There was no overlooking the game on the top left portion of the scoreboard at Camden Yards in Baltimore, which showed Boston losing big against Toronto.
The New York Yankees knew a win over Baltimore would likely thrust them into sole possession of first place in the AL East, and they weren't about to let the opportunity slip away.
Alex Rodriguez hit a milestone homer, Derek Jeter singled in the tiebreaking run in the seventh inning, and the Yankees used a fine pitching performance by Shawn Chacon to beat the Orioles 2-1 Wednesday night.
About 25 minutes later, Manny Ramirez made the final out for the Red Sox in a 7-2 loss, giving the Yankees a one-game lead in the division with four to play. The AL East winner will be determined during a three-game series between the leaders at Fenway Park, beginning Friday night.
One night after the Yankees and Orioles combined for 26 runs and 26 hits, the teams locked up in a tense pitching duel that turned in New York's favor in the latter innings.

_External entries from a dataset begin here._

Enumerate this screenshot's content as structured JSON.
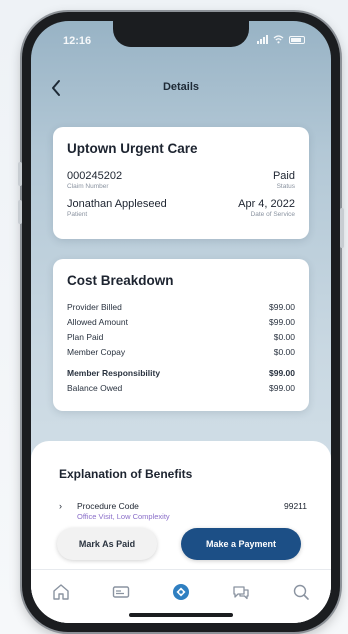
{
  "status_bar": {
    "time": "12:16"
  },
  "nav": {
    "title": "Details"
  },
  "claim": {
    "provider": "Uptown Urgent Care",
    "claim_number": "000245202",
    "claim_number_label": "Claim Number",
    "status": "Paid",
    "status_label": "Status",
    "patient": "Jonathan Appleseed",
    "patient_label": "Patient",
    "date_of_service": "Apr 4, 2022",
    "date_of_service_label": "Date of Service"
  },
  "cost_breakdown": {
    "title": "Cost Breakdown",
    "rows": [
      {
        "label": "Provider Billed",
        "value": "$99.00"
      },
      {
        "label": "Allowed Amount",
        "value": "$99.00"
      },
      {
        "label": "Plan Paid",
        "value": "$0.00"
      },
      {
        "label": "Member Copay",
        "value": "$0.00"
      }
    ],
    "totals": [
      {
        "label": "Member Responsibility",
        "value": "$99.00"
      },
      {
        "label": "Balance Owed",
        "value": "$99.00"
      }
    ]
  },
  "eob": {
    "title": "Explanation of Benefits",
    "items": [
      {
        "name": "Procedure Code",
        "description": "Office Visit, Low Complexity",
        "code": "99211"
      }
    ]
  },
  "actions": {
    "mark_paid": "Mark As Paid",
    "make_payment": "Make a Payment"
  },
  "tabs": [
    {
      "icon": "home-icon"
    },
    {
      "icon": "id-card-icon"
    },
    {
      "icon": "claims-icon"
    },
    {
      "icon": "chat-icon"
    },
    {
      "icon": "search-icon"
    }
  ],
  "colors": {
    "accent": "#1c4f86",
    "active_tab": "#2f7fc1",
    "eob_description": "#8a6ec9"
  }
}
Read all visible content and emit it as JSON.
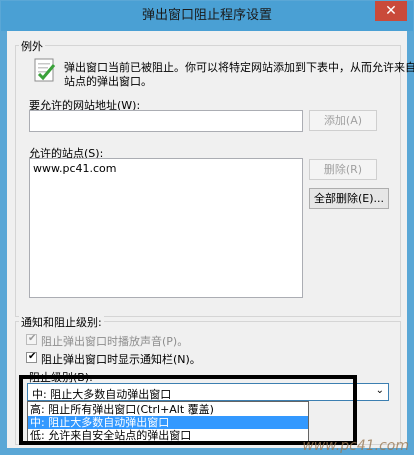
{
  "window": {
    "title": "弹出窗口阻止程序设置",
    "close_glyph": "✕"
  },
  "exceptions": {
    "group_label": "例外",
    "info_icon": "shield-check-icon",
    "info_line1": "弹出窗口当前已被阻止。你可以将特定网站添加到下表中，从而允许来自该",
    "info_line2": "站点的弹出窗口。",
    "address_label": "要允许的网站地址(W):",
    "address_value": "",
    "add_button": "添加(A)",
    "allowed_label": "允许的站点(S):",
    "allowed_sites": [
      "www.pc41.com"
    ],
    "remove_button": "删除(R)",
    "remove_all_button": "全部删除(E)..."
  },
  "notifications": {
    "group_label": "通知和阻止级别:",
    "play_sound_label": "阻止弹出窗口时播放声音(P)。",
    "play_sound_checked": true,
    "show_bar_label": "阻止弹出窗口时显示通知栏(N)。",
    "show_bar_checked": true,
    "level_label": "阻止级别(B):",
    "level_selected": "中: 阻止大多数自动弹出窗口",
    "level_options": [
      "高: 阻止所有弹出窗口(Ctrl+Alt 覆盖)",
      "中: 阻止大多数自动弹出窗口",
      "低: 允许来自安全站点的弹出窗口"
    ]
  },
  "watermark": "www.pc41.com",
  "colors": {
    "titlebar": "#4aa0d4",
    "selection": "#3399ff"
  }
}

First, Rodriguez hit his 47th homer off Daniel Cabrera (10-13) to tie it at 1 in the sixth. The shot broke Joe DiMaggio's single-season club record for home runs by a right-handed batter, set in 1937.
New York went up 2-1 in the seventh. After Jorge Posada hit a leadoff single and Cabrera hit Bernie Williams with a pitch, Robinson Cano moved the runners up with a sacrifice bunt against Tim Byrdak. Jeter then hit an opposite-field single to right off Todd Williams.
Rodriguez followed with a fly ball to right. Bernie Williams tagged from third, but was thrown out on a precise throw by Jay Gibbons in a close play at the plate.
Chacon (7-3) allowed one run and four hits in 6 2/3 innings. Tom Gordon held the lead for Mariano Rivera, who got three quick outs for his 43rd save.
Javy Lopez put the Orioles ahead 1-0 in the second inning by driving a 2-0 fastball into the left-field seats. It was his 14th homer, and second in two games.
Lopez doubled in the fourth to put runners on second and third with two outs, but Chacon retired Luis Matos on a popup.
Cabrera breezed through the first five innings, giving up two hits and two walks without allowing a runner past first base. All that changed in the sixth, when Rodriguez connected on an 0-1 pitch to tie it up.
In the bottom half, Melvin Mora drew a leadoff walk and reached third with two outs before B.J. Surhoff bounced out to third.
In Boston, meanwhile, Bronson Arroyo gave up three homers and all seven runs as the Red Sox lost to Toronto.
Frank Catalanotto doubled, tripled and homered for the Blue Jays, who won their second straight over the Red Sox.
Boston (92-66) remained tied in the wild-card race with Cleveland Indians, who lost to the Tampa Bay Devil Rays 1-0. The Red Sox play Toronto on Thursday, then close with three games at Fenway Park against the Yankees (93-65).
Vernon Wells and Eric Hinske also homered, and Ted Lilly (10-11) allowed two runs, six hits and five walks in 6 2/3 innings to improve to 3-0 against the Red Sox this season.
Boston was just 1-for-10 with runners in scoring position and has been shut out for 9 2/3 innings by Toronto relievers.
Arroyo (14-10) hadn't allowed a homer while winning four consecutive decisions with a 3.71 ERA in September, and had been 7-0 in the month for his career. But he gave up three homers — a season high — in the first three innings.
With the Red Sox likely to use four starters in the playoffs, Arroyo could move to the bullpen in favor of Tim Wakefield, Curt Schilling, David Wells and Matt Clement. However, he could get a start if the Red Sox end the regular season in a tie that requires a one-game playoff Monday.
Edgar Renteria homered for Boston, and David Ortiz had his major league-leading 144th RBI. But Ortiz squandered another chance in the seventh when he tried to bunt to the vacant left side of the shifted infield and instead hit into a forceout.
Boston loaded the bases in the third, but Kevin Millar hit an inning-ending popout to right. With runners on first and second in the fifth, Jason Varitek hit a liner to right-center that Reed Johnson caught with a dive, saving at least one run. Millar followed with another inning-ending popup to right.
The last Blue Jay to hit for the cycle was Jeff Frye, in 2001. Catalanotto's near-cycle took advantage of every Fenway quirk: He tripled into the triangle in deep center in the first, homered around the Pesky Pole in the third and hit a two-run double off the Green Monster in the fourth to make it 7-1.